- _EXERCISE AIM_:
Your task is to copy each line of the material that includes "before".

######

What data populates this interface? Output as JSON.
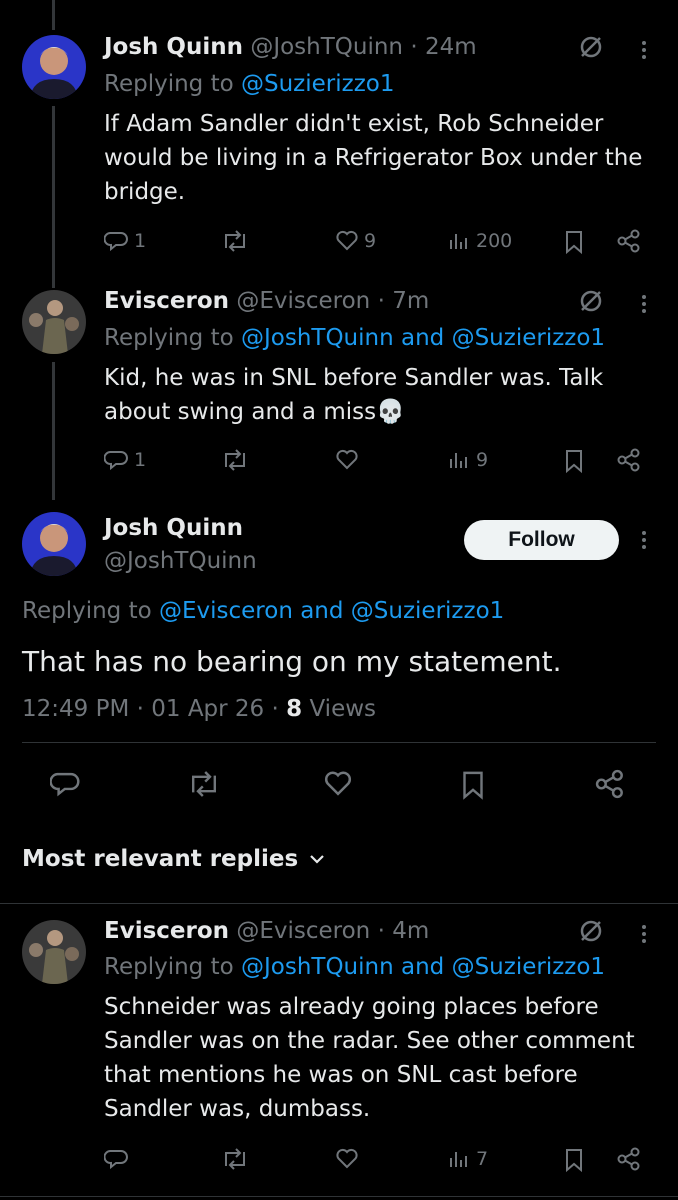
{
  "tweets": [
    {
      "name": "Josh Quinn",
      "handle": "@JoshTQuinn",
      "time": "· 24m",
      "replying_prefix": "Replying to ",
      "replying_to": "@Suzierizzo1",
      "text": "If Adam Sandler didn't exist, Rob Schneider would be living in a Refrigerator Box under the bridge.",
      "replies": "1",
      "likes": "9",
      "views": "200"
    },
    {
      "name": "Evisceron",
      "handle": "@Evisceron",
      "time": "· 7m",
      "replying_prefix": "Replying to ",
      "replying_to": "@JoshTQuinn and @Suzierizzo1",
      "text": "Kid, he was in SNL before Sandler was. Talk about swing and a miss💀",
      "replies": "1",
      "likes": "",
      "views": "9"
    }
  ],
  "main_tweet": {
    "name": "Josh Quinn",
    "handle": "@JoshTQuinn",
    "follow_label": "Follow",
    "replying_prefix": "Replying to ",
    "replying_to": "@Evisceron and @Suzierizzo1",
    "text": "That has no bearing on my statement.",
    "timestamp": "12:49 PM · 01 Apr 26 · ",
    "views_count": "8",
    "views_label": " Views"
  },
  "replies_section": {
    "title": "Most relevant replies"
  },
  "reply": {
    "name": "Evisceron",
    "handle": "@Evisceron",
    "time": "· 4m",
    "replying_prefix": "Replying to ",
    "replying_to": "@JoshTQuinn and @Suzierizzo1",
    "text": "Schneider was already going places before Sandler was on the radar. See other comment that mentions he was on SNL cast before Sandler was, dumbass.",
    "views": "7"
  },
  "colors": {
    "background": "#000000",
    "text": "#e7e9ea",
    "secondary": "#71767b",
    "link": "#1d9bf0",
    "follow_bg": "#eff3f4"
  }
}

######

- _RESULT OF THE EXERCISE_:
      "text": "Kid, he was in SNL before Sandler was. Talk about swing and a miss💀",
    "text": "Schneider was already going places before Sandler was on the radar. See other comment that mentions he was on SNL cast before Sandler was, dumbass.",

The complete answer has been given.